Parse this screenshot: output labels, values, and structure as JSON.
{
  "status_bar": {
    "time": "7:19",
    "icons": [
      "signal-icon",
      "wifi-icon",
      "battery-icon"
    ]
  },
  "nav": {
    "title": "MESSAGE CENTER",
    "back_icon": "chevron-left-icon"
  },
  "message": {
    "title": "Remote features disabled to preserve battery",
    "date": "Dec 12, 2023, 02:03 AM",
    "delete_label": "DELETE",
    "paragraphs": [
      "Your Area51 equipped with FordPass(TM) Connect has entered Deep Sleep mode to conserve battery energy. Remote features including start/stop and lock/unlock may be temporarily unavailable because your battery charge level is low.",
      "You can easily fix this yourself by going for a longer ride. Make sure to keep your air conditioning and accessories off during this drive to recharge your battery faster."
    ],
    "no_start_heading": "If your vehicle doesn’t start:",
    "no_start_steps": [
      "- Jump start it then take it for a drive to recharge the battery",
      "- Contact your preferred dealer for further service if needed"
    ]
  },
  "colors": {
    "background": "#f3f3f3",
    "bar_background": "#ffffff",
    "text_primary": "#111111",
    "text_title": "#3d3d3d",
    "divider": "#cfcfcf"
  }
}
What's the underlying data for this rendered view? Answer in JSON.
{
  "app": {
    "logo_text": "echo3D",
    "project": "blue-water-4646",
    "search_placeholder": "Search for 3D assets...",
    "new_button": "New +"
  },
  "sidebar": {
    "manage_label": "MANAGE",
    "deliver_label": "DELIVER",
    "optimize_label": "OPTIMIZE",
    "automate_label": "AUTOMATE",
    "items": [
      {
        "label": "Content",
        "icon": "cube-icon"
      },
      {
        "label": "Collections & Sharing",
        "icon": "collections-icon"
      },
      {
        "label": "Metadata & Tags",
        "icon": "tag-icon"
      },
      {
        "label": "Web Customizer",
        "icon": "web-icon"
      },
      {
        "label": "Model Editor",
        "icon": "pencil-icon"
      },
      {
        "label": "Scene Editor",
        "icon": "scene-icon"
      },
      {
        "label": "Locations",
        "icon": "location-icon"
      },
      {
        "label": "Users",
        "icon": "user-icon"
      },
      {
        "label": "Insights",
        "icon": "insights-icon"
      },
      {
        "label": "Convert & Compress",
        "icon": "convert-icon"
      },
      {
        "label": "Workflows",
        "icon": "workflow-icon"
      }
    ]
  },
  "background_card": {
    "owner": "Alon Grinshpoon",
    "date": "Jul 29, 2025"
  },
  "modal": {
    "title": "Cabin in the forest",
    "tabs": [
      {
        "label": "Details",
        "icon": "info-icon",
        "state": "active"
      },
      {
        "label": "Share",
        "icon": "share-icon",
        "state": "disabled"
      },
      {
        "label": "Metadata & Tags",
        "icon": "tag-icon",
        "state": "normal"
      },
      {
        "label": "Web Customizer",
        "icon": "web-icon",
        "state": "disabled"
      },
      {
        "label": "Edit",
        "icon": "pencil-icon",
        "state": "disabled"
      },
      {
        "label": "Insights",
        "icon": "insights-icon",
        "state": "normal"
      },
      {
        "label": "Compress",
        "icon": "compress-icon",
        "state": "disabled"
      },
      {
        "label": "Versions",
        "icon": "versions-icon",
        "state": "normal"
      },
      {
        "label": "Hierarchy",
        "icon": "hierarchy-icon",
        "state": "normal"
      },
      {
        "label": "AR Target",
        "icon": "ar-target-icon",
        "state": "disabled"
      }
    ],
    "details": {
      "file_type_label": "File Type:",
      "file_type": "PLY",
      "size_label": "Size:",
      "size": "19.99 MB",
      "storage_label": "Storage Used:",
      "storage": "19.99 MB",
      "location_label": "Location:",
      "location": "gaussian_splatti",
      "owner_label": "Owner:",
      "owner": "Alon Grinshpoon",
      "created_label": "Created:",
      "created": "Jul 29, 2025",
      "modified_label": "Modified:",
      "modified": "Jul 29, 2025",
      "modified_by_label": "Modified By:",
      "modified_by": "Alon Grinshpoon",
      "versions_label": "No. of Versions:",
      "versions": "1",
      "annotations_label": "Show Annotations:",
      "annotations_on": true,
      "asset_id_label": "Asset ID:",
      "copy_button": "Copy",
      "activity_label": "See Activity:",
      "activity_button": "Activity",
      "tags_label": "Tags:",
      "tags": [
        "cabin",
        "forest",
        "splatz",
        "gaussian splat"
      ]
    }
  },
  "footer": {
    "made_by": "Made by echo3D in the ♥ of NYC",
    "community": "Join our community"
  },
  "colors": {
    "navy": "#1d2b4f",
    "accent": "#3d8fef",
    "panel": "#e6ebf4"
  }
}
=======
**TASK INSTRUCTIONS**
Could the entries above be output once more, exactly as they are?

**RESULT**
Parse this screenshot: output labels, values, and structure as JSON.
{
  "status_bar": {
    "time": "7:19",
    "icons": [
      "signal-icon",
      "wifi-icon",
      "battery-icon"
    ]
  },
  "nav": {
    "title": "MESSAGE CENTER",
    "back_icon": "chevron-left-icon"
  },
  "message": {
    "title": "Remote features disabled to preserve battery",
    "date": "Dec 12, 2023, 02:03 AM",
    "delete_label": "DELETE",
    "paragraphs": [
      "Your Area51 equipped with FordPass(TM) Connect has entered Deep Sleep mode to conserve battery energy. Remote features including start/stop and lock/unlock may be temporarily unavailable because your battery charge level is low.",
      "You can easily fix this yourself by going for a longer ride. Make sure to keep your air conditioning and accessories off during this drive to recharge your battery faster."
    ],
    "no_start_heading": "If your vehicle doesn’t start:",
    "no_start_steps": [
      "- Jump start it then take it for a drive to recharge the battery",
      "- Contact your preferred dealer for further service if needed"
    ]
  },
  "colors": {
    "background": "#f3f3f3",
    "bar_background": "#ffffff",
    "text_primary": "#111111",
    "text_title": "#3d3d3d",
    "divider": "#cfcfcf"
  }
}
What's the underlying data for this rendered view? Answer in JSON.
{
  "app": {
    "logo_text": "echo3D",
    "project": "blue-water-4646",
    "search_placeholder": "Search for 3D assets...",
    "new_button": "New +"
  },
  "sidebar": {
    "manage_label": "MANAGE",
    "deliver_label": "DELIVER",
    "optimize_label": "OPTIMIZE",
    "automate_label": "AUTOMATE",
    "items": [
      {
        "label": "Content",
        "icon": "cube-icon"
      },
      {
        "label": "Collections & Sharing",
        "icon": "collections-icon"
      },
      {
        "label": "Metadata & Tags",
        "icon": "tag-icon"
      },
      {
        "label": "Web Customizer",
        "icon": "web-icon"
      },
      {
        "label": "Model Editor",
        "icon": "pencil-icon"
      },
      {
        "label": "Scene Editor",
        "icon": "scene-icon"
      },
      {
        "label": "Locations",
        "icon": "location-icon"
      },
      {
        "label": "Users",
        "icon": "user-icon"
      },
      {
        "label": "Insights",
        "icon": "insights-icon"
      },
      {
        "label": "Convert & Compress",
        "icon": "convert-icon"
      },
      {
        "label": "Workflows",
        "icon": "workflow-icon"
      }
    ]
  },
  "background_card": {
    "owner": "Alon Grinshpoon",
    "date": "Jul 29, 2025"
  },
  "modal": {
    "title": "Cabin in the forest",
    "tabs": [
      {
        "label": "Details",
        "icon": "info-icon",
        "state": "active"
      },
      {
        "label": "Share",
        "icon": "share-icon",
        "state": "disabled"
      },
      {
        "label": "Metadata & Tags",
        "icon": "tag-icon",
        "state": "normal"
      },
      {
        "label": "Web Customizer",
        "icon": "web-icon",
        "state": "disabled"
      },
      {
        "label": "Edit",
        "icon": "pencil-icon",
        "state": "disabled"
      },
      {
        "label": "Insights",
        "icon": "insights-icon",
        "state": "normal"
      },
      {
        "label": "Compress",
        "icon": "compress-icon",
        "state": "disabled"
      },
      {
        "label": "Versions",
        "icon": "versions-icon",
        "state": "normal"
      },
      {
        "label": "Hierarchy",
        "icon": "hierarchy-icon",
        "state": "normal"
      },
      {
        "label": "AR Target",
        "icon": "ar-target-icon",
        "state": "disabled"
      }
    ],
    "details": {
      "file_type_label": "File Type:",
      "file_type": "PLY",
      "size_label": "Size:",
      "size": "19.99 MB",
      "storage_label": "Storage Used:",
      "storage": "19.99 MB",
      "location_label": "Location:",
      "location": "gaussian_splatti",
      "owner_label": "Owner:",
      "owner": "Alon Grinshpoon",
      "created_label": "Created:",
      "created": "Jul 29, 2025",
      "modified_label": "Modified:",
      "modified": "Jul 29, 2025",
      "modified_by_label": "Modified By:",
      "modified_by": "Alon Grinshpoon",
      "versions_label": "No. of Versions:",
      "versions": "1",
      "annotations_label": "Show Annotations:",
      "annotations_on": true,
      "asset_id_label": "Asset ID:",
      "copy_button": "Copy",
      "activity_label": "See Activity:",
      "activity_button": "Activity",
      "tags_label": "Tags:",
      "tags": [
        "cabin",
        "forest",
        "splatz",
        "gaussian splat"
      ]
    }
  },
  "footer": {
    "made_by": "Made by echo3D in the ♥ of NYC",
    "community": "Join our community"
  },
  "colors": {
    "navy": "#1d2b4f",
    "accent": "#3d8fef",
    "panel": "#e6ebf4"
  }
}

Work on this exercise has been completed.